AC units. If you move into a space without central air conditioning and it won't have a window unit already there, BRING ONE WITH YOU. You will want to have AC for your first night if you are moving in the warmer seasons. And make sure you research what size to get based on the room measurements you took previously.
Getting the keys. Depending on whether you are going to an independently owned walk-up or a building with a door man, there are different methods to getting keys to your apartment. For my walk-up, my key was stored in a lockbox within a random store in my neighborhood so I had to make sure I made it to New York with the moving truck in time before the store closed. It actually came pretty close because of underestimated traffic so luckily we had family in town who could get the key for us. Phew! Make sure you have a plan B.
Bribe friends. We didn't hire movers but we did know some friends and family in the area that were willing to help. It was amazing (although next move we likely will hire movers), but I wasn't the one carrying a queen-sized mattress up 4 flights of stairs. The great thing about moving to NYC is that everyone who currently lives there knows the struggle, and will be there to support you. Thank them and pay it forward for the next batch of people coming to down!
Everything else. Don't forget the other responsible things to do, because you're an adult.
save hard, play hard.
You just spent a LOT of money to lease an apartment and to make the actual move. Let it be known that there are LOTS of ways to spend even more money now. But when you wiped out your bank account with apartment deposits, how can you enjoy your new hometown?
Borrow now, pay later… If you're like me and had over a month lapse before my first paycheck, the money was tight. I took out a credit card that had no interest accrue for the first 12 months. I'm not saying everyone should do this but it was an idea posed by some of my mentors and it got me through the time period with no income because I knew I would be able to pay it off (this is key when making this decision).
Ways to save. Can't take out a credit card, or really don't want to? No worries!
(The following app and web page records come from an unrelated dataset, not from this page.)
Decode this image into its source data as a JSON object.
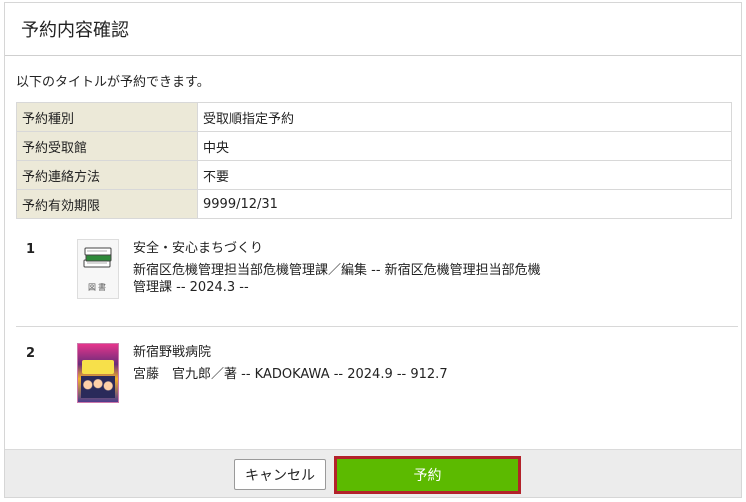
{
  "dialog": {
    "title": "予約内容確認",
    "intro": "以下のタイトルが予約できます。"
  },
  "info": [
    {
      "label": "予約種別",
      "value": "受取順指定予約"
    },
    {
      "label": "予約受取館",
      "value": "中央"
    },
    {
      "label": "予約連絡方法",
      "value": "不要"
    },
    {
      "label": "予約有効期限",
      "value": "9999/12/31"
    }
  ],
  "items": [
    {
      "no": "1",
      "thumb_label": "図書",
      "title": "安全・安心まちづくり",
      "detail": "新宿区危機管理担当部危機管理課／編集 -- 新宿区危機管理担当部危機管理課 -- 2024.3 --"
    },
    {
      "no": "2",
      "title": "新宿野戦病院",
      "detail": "宮藤　官九郎／著 -- KADOKAWA -- 2024.9 -- 912.7"
    }
  ],
  "buttons": {
    "cancel": "キャンセル",
    "reserve": "予約"
  },
  "colors": {
    "reserve_bg": "#5cba00",
    "reserve_border": "#b3222a",
    "label_cell_bg": "#ece9d8"
  },
  "icons": {
    "item1_thumb": "book-stack-icon",
    "item2_thumb": "book-cover-image"
  }
}
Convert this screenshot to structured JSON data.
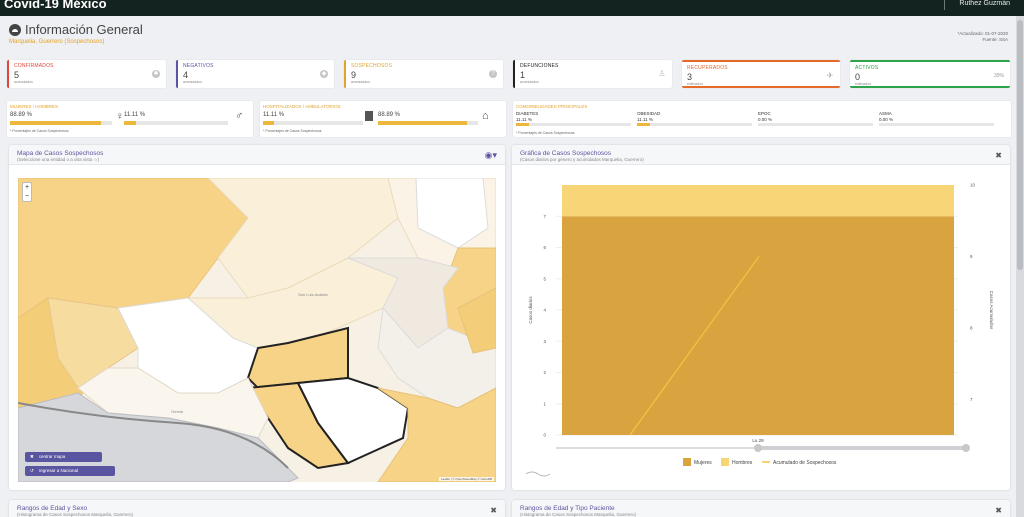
{
  "app": {
    "brand": "Covid-19 México",
    "user": "Ruthez Guzmán"
  },
  "header": {
    "title": "Información General",
    "subtitle": "Marquelia, Guerrero (Sospechosos)",
    "updated": "*Actualizado: 01-07-2020",
    "source": "Fuente: SSA"
  },
  "stats": [
    {
      "label": "CONFIRMADOS",
      "value": "5",
      "sub": "acumulados",
      "color": "#e0463a",
      "icon": "virus-icon"
    },
    {
      "label": "NEGATIVOS",
      "value": "4",
      "sub": "acumulados",
      "color": "#5a55a0",
      "icon": "shield-icon"
    },
    {
      "label": "SOSPECHOSOS",
      "value": "9",
      "sub": "acumulados",
      "color": "#e2a32a",
      "icon": "question-icon"
    },
    {
      "label": "DEFUNCIONES",
      "value": "1",
      "sub": "acumulados",
      "color": "#222222",
      "icon": "person-icon"
    },
    {
      "label": "RECUPERADOS",
      "value": "3",
      "sub": "estimados",
      "color": "#e66a2c",
      "icon": "runner-icon"
    },
    {
      "label": "ACTIVOS",
      "value": "0",
      "sub": "estimados",
      "color": "#2ea34a",
      "icon": "chart-icon",
      "extra": "39%"
    }
  ],
  "gender": {
    "header": "MUJERES / HOMBRES",
    "women_pct": "88.89 %",
    "women_value": 0.8889,
    "men_pct": "11.11 %",
    "men_value": 0.1111,
    "footnote": "* Porcentajes de Casos Sospechosos"
  },
  "hospital": {
    "header": "HOSPITALIZADOS / AMBULATORIOS",
    "hosp_pct": "11.11 %",
    "hosp_value": 0.1111,
    "amb_pct": "88.89 %",
    "amb_value": 0.8889,
    "footnote": "* Porcentajes de Casos Sospechosos"
  },
  "comorb": {
    "header": "COMORBILIDADES PRINCIPALES",
    "items": [
      {
        "name": "DIABETES",
        "pct": "11.11 %",
        "value": 0.1111
      },
      {
        "name": "OBESIDAD",
        "pct": "11.11 %",
        "value": 0.1111
      },
      {
        "name": "EPOC",
        "pct": "0.00 %",
        "value": 0
      },
      {
        "name": "ASMA",
        "pct": "0.00 %",
        "value": 0
      }
    ],
    "footnote": "* Porcentajes de Casos Sospechosos"
  },
  "map": {
    "title": "Mapa de Casos Sospechosos",
    "subtitle": "(Seleccione una entidad o a otra vista ☆)",
    "zoom_in": "+",
    "zoom_out": "−",
    "btn_center": "centrar mapa",
    "btn_back": "regresar a Nacional",
    "place_label": "San Luis Acatlán",
    "place_label2": "Ometa",
    "attribution": "Leaflet | © OpenStreetMap © CartoDB"
  },
  "graph": {
    "title": "Gráfica de Casos Sospechosos",
    "subtitle": "(Casos diarios por género y acumulados Marquelia, Guerrero)",
    "left_axis_label": "Casos diarios",
    "right_axis_label": "Casos Acumulados",
    "legend_women": "Mujeres",
    "legend_men": "Hombres",
    "legend_cum": "Acumulado de Sospechosos",
    "color_women": "#d9a440",
    "color_men": "#f8d577",
    "color_cum": "#f2c541"
  },
  "chart_data": {
    "type": "bar",
    "categories": [
      "Lu 29"
    ],
    "series": [
      {
        "name": "Mujeres",
        "values": [
          7
        ]
      },
      {
        "name": "Hombres",
        "values": [
          1
        ]
      },
      {
        "name": "Acumulado de Sospechosos",
        "values": [
          9
        ]
      }
    ],
    "ylim": [
      0,
      8
    ],
    "ylim_right": [
      0,
      10
    ],
    "left_ticks": [
      "0",
      "1",
      "2",
      "3",
      "4",
      "5",
      "6",
      "7"
    ],
    "right_ticks": [
      "7",
      "8",
      "9",
      "10"
    ]
  },
  "bottom_left": {
    "title": "Rangos de Edad y Sexo",
    "subtitle": "(Histograma de Casos Sospechosos Marquelia, Guerrero)"
  },
  "bottom_right": {
    "title": "Rangos de Edad y Tipo Paciente",
    "subtitle": "(Histograma de Casos Sospechosos Marquelia, Guerrero)"
  }
}
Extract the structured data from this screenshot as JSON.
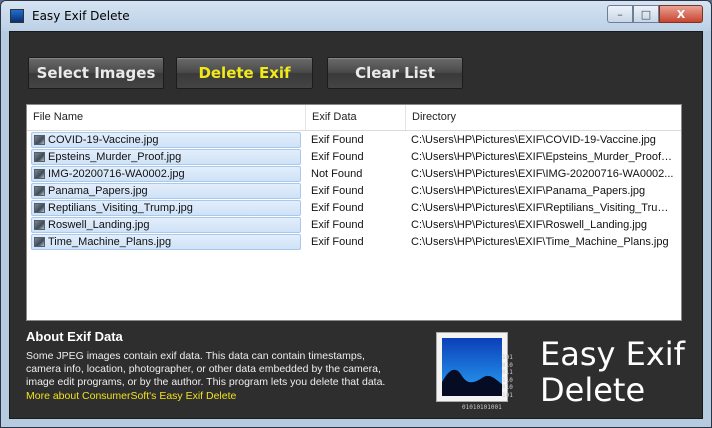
{
  "window": {
    "title": "Easy Exif Delete",
    "controls": {
      "minimize": "–",
      "maximize": "□",
      "close": "X"
    }
  },
  "toolbar": {
    "select_label": "Select Images",
    "delete_label": "Delete Exif",
    "clear_label": "Clear List",
    "delete_color": "#f2e91a"
  },
  "list": {
    "columns": [
      "File Name",
      "Exif Data",
      "Directory"
    ],
    "rows": [
      {
        "name": "COVID-19-Vaccine.jpg",
        "exif": "Exif Found",
        "dir": "C:\\Users\\HP\\Pictures\\EXIF\\COVID-19-Vaccine.jpg"
      },
      {
        "name": "Epsteins_Murder_Proof.jpg",
        "exif": "Exif Found",
        "dir": "C:\\Users\\HP\\Pictures\\EXIF\\Epsteins_Murder_Proof.jpg"
      },
      {
        "name": "IMG-20200716-WA0002.jpg",
        "exif": "Not Found",
        "dir": "C:\\Users\\HP\\Pictures\\EXIF\\IMG-20200716-WA0002..."
      },
      {
        "name": "Panama_Papers.jpg",
        "exif": "Exif Found",
        "dir": "C:\\Users\\HP\\Pictures\\EXIF\\Panama_Papers.jpg"
      },
      {
        "name": "Reptilians_Visiting_Trump.jpg",
        "exif": "Exif Found",
        "dir": "C:\\Users\\HP\\Pictures\\EXIF\\Reptilians_Visiting_Trum..."
      },
      {
        "name": "Roswell_Landing.jpg",
        "exif": "Exif Found",
        "dir": "C:\\Users\\HP\\Pictures\\EXIF\\Roswell_Landing.jpg"
      },
      {
        "name": "Time_Machine_Plans.jpg",
        "exif": "Exif Found",
        "dir": "C:\\Users\\HP\\Pictures\\EXIF\\Time_Machine_Plans.jpg"
      }
    ]
  },
  "about": {
    "title": "About Exif Data",
    "body": "Some JPEG images contain exif data. This data can contain timestamps, camera info, location, photographer, or other data embedded by the camera, image edit programs, or by the author. This program lets you delete that data.",
    "link": "More about ConsumerSoft's Easy Exif Delete"
  },
  "brand": {
    "line1": "Easy Exif",
    "line2": "Delete",
    "binary_side": [
      "101",
      "010",
      "011",
      "110",
      "010",
      "101"
    ],
    "binary_bottom": "01010101001",
    "icon": "photo-mountain-icon"
  }
}
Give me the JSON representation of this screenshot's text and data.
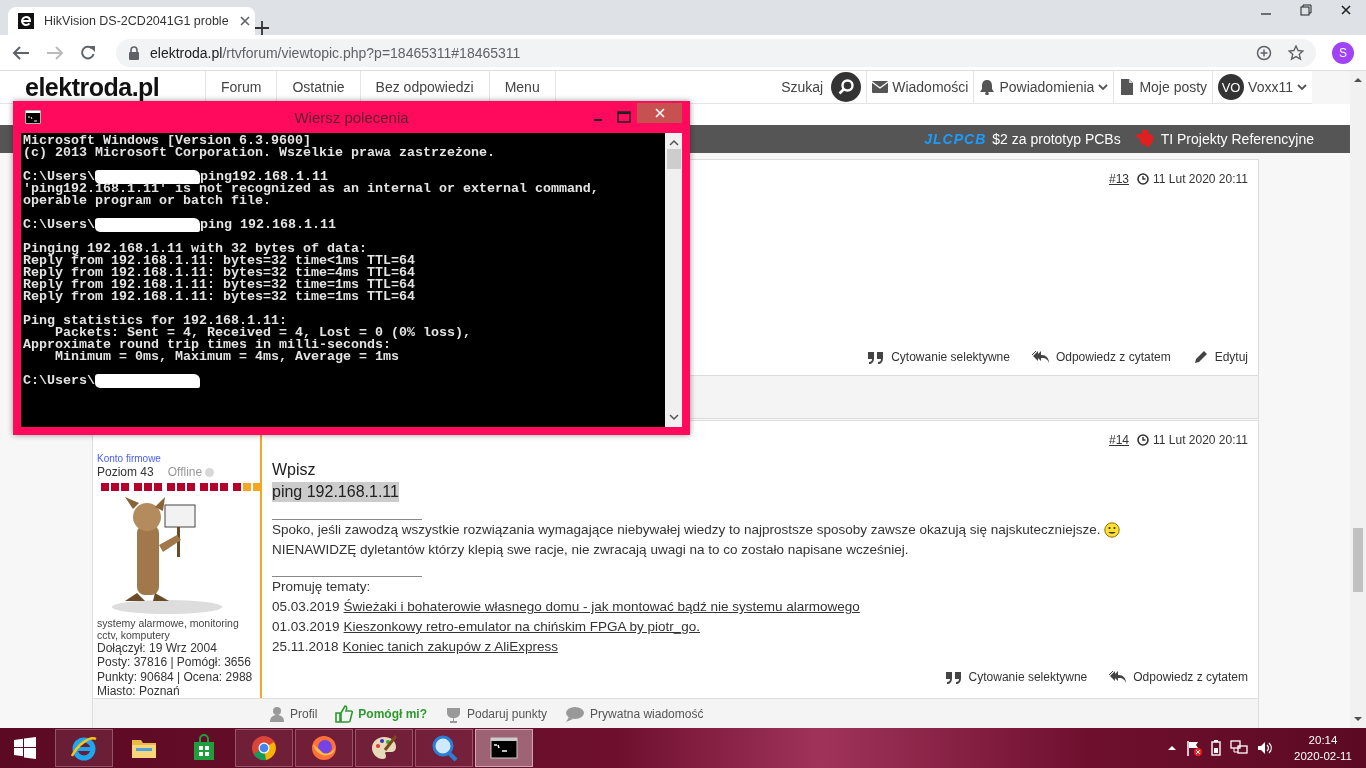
{
  "browser": {
    "tab_title": "HikVision DS-2CD2041G1 proble",
    "url_host": "elektroda.pl",
    "url_path": "/rtvforum/viewtopic.php?p=18465311#18465311",
    "profile_initial": "S"
  },
  "site": {
    "logo": "elektroda.pl",
    "nav": [
      "Forum",
      "Ostatnie",
      "Bez odpowiedzi",
      "Menu"
    ],
    "search_label": "Szukaj",
    "user_links": [
      {
        "kind": "mail",
        "label": "Wiadomości",
        "dropdown": false
      },
      {
        "kind": "bell",
        "label": "Powiadomienia",
        "dropdown": true
      },
      {
        "kind": "doc",
        "label": "Moje posty",
        "dropdown": false
      }
    ],
    "user": {
      "initials": "VO",
      "name": "Voxx11"
    }
  },
  "ad_bar": {
    "brand": "JLCPCB",
    "items": [
      "$2 za prototyp PCBs",
      "TI Projekty Referencyjne"
    ]
  },
  "posts": [
    {
      "number": "#13",
      "time": "11 Lut 2020 20:11",
      "actions": [
        {
          "kind": "quote",
          "label": "Cytowanie selektywne"
        },
        {
          "kind": "reply",
          "label": "Odpowiedz z cytatem"
        },
        {
          "kind": "edit",
          "label": "Edytuj"
        }
      ]
    },
    {
      "number": "#14",
      "time": "11 Lut 2020 20:11",
      "user": {
        "account_type": "Konto firmowe",
        "level": "Poziom 43",
        "status": "Offline",
        "online": false,
        "avatar": {
          "kind": "picture"
        },
        "description": "systemy alarmowe, monitoring cctv, komputery",
        "stats": [
          "Dołączył: 19 Wrz 2004",
          "Posty: 37816 | Pomógł: 3656",
          "Punkty: 90684 | Ocena: 2988",
          "Miasto: Poznań"
        ]
      },
      "body": [
        {
          "kind": "plain",
          "text": "Wpisz"
        },
        {
          "kind": "highlight",
          "text": "ping 192.168.1.11"
        }
      ],
      "signature": [
        {
          "text": "Spoko, jeśli zawodzą wszystkie rozwiązania wymagające niebywałej wiedzy to najprostsze sposoby zawsze okazują się najskuteczniejsze.",
          "emoticon": true
        },
        {
          "text": "NIENAWIDZĘ dyletantów którzy klepią swe racje, nie zwracają uwagi na to co zostało napisane wcześniej.",
          "emoticon": false
        }
      ],
      "promo": {
        "title": "Promuję tematy:",
        "items": [
          {
            "date": "05.03.2019",
            "link": "Świeżaki i bohaterowie własnego domu - jak montować bądź nie systemu alarmowego"
          },
          {
            "date": "01.03.2019",
            "link": "Kieszonkowy retro-emulator na chińskim FPGA by piotr_go."
          },
          {
            "date": "25.11.2018",
            "link": "Koniec tanich zakupów z AliExpress"
          }
        ]
      },
      "actions": [
        {
          "kind": "quote",
          "label": "Cytowanie selektywne"
        },
        {
          "kind": "reply",
          "label": "Odpowiedz z cytatem"
        }
      ],
      "footer": [
        {
          "kind": "profile",
          "label": "Profil"
        },
        {
          "kind": "helped",
          "label": "Pomógł mi?"
        },
        {
          "kind": "gift",
          "label": "Podaruj punkty"
        },
        {
          "kind": "message",
          "label": "Prywatna wiadomość"
        }
      ]
    }
  ],
  "cmd_window": {
    "title": "Wiersz polecenia",
    "blocks": [
      [
        {
          "kind": "output",
          "text": "Microsoft Windows [Version 6.3.9600]"
        },
        {
          "kind": "output",
          "text": "(c) 2013 Microsoft Corporation. Wszelkie prawa zastrzeżone."
        }
      ],
      [
        {
          "kind": "prompt",
          "text": "C:\\Users\\",
          "command": "ping192.168.1.11"
        },
        {
          "kind": "output",
          "text": "'ping192.168.1.11' is not recognized as an internal or external command,"
        },
        {
          "kind": "output",
          "text": "operable program or batch file."
        }
      ],
      [
        {
          "kind": "prompt",
          "text": "C:\\Users\\",
          "command": "ping 192.168.1.11"
        }
      ],
      [
        {
          "kind": "output",
          "text": "Pinging 192.168.1.11 with 32 bytes of data:"
        },
        {
          "kind": "output",
          "text": "Reply from 192.168.1.11: bytes=32 time<1ms TTL=64"
        },
        {
          "kind": "output",
          "text": "Reply from 192.168.1.11: bytes=32 time=4ms TTL=64"
        },
        {
          "kind": "output",
          "text": "Reply from 192.168.1.11: bytes=32 time=1ms TTL=64"
        },
        {
          "kind": "output",
          "text": "Reply from 192.168.1.11: bytes=32 time=1ms TTL=64"
        }
      ],
      [
        {
          "kind": "output",
          "text": "Ping statistics for 192.168.1.11:"
        },
        {
          "kind": "output",
          "text": "    Packets: Sent = 4, Received = 4, Lost = 0 (0% loss),"
        },
        {
          "kind": "output",
          "text": "Approximate round trip times in milli-seconds:"
        },
        {
          "kind": "output",
          "text": "    Minimum = 0ms, Maximum = 4ms, Average = 1ms"
        }
      ],
      [
        {
          "kind": "prompt",
          "text": "C:\\Users\\"
        }
      ]
    ]
  },
  "taskbar": {
    "apps": [
      {
        "kind": "ie",
        "running": true,
        "selected": false
      },
      {
        "kind": "explorer",
        "running": false,
        "selected": false
      },
      {
        "kind": "store",
        "running": false,
        "selected": false
      },
      {
        "kind": "chrome",
        "running": true,
        "selected": false
      },
      {
        "kind": "firefox",
        "running": true,
        "selected": false
      },
      {
        "kind": "paint",
        "running": true,
        "selected": false
      },
      {
        "kind": "magnifier",
        "running": true,
        "selected": false
      },
      {
        "kind": "cmd",
        "running": true,
        "selected": true
      }
    ],
    "time": "20:14",
    "date": "2020-02-11"
  }
}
There are also lots of FREE things to do! One of my favorite recommendations when moving here was signing up for The Skint. It's a daily newsletter that shows the free and discounted things to do in the City that day, and during the upcoming days. Other ways to save include:
Parks. There are free things to do in all of the different parks. Last year I saw comedy shows in Washington Square Park, orchestra concerts in Central Park, Broadway in Bryant Park, and so much more.
Museums. There are certain days where museums will have free entry (in addition to the museums that are "pay what you want".
Drinks. Happy hours are the only time I go out for those now.
Meals. And as much as I can, I go to Trader Joe's for and cook meals at home. The more you save, the more you can spend doing the things you really want to #treatyoself with.
As you can see, there's no shortage of tricks to make this play more affordable or offset the expenses that you have. It takes a lot of trial and error, and while the net is a higher cost of living, what you get out of it in my opinion is so much more than your bank account could ever understand.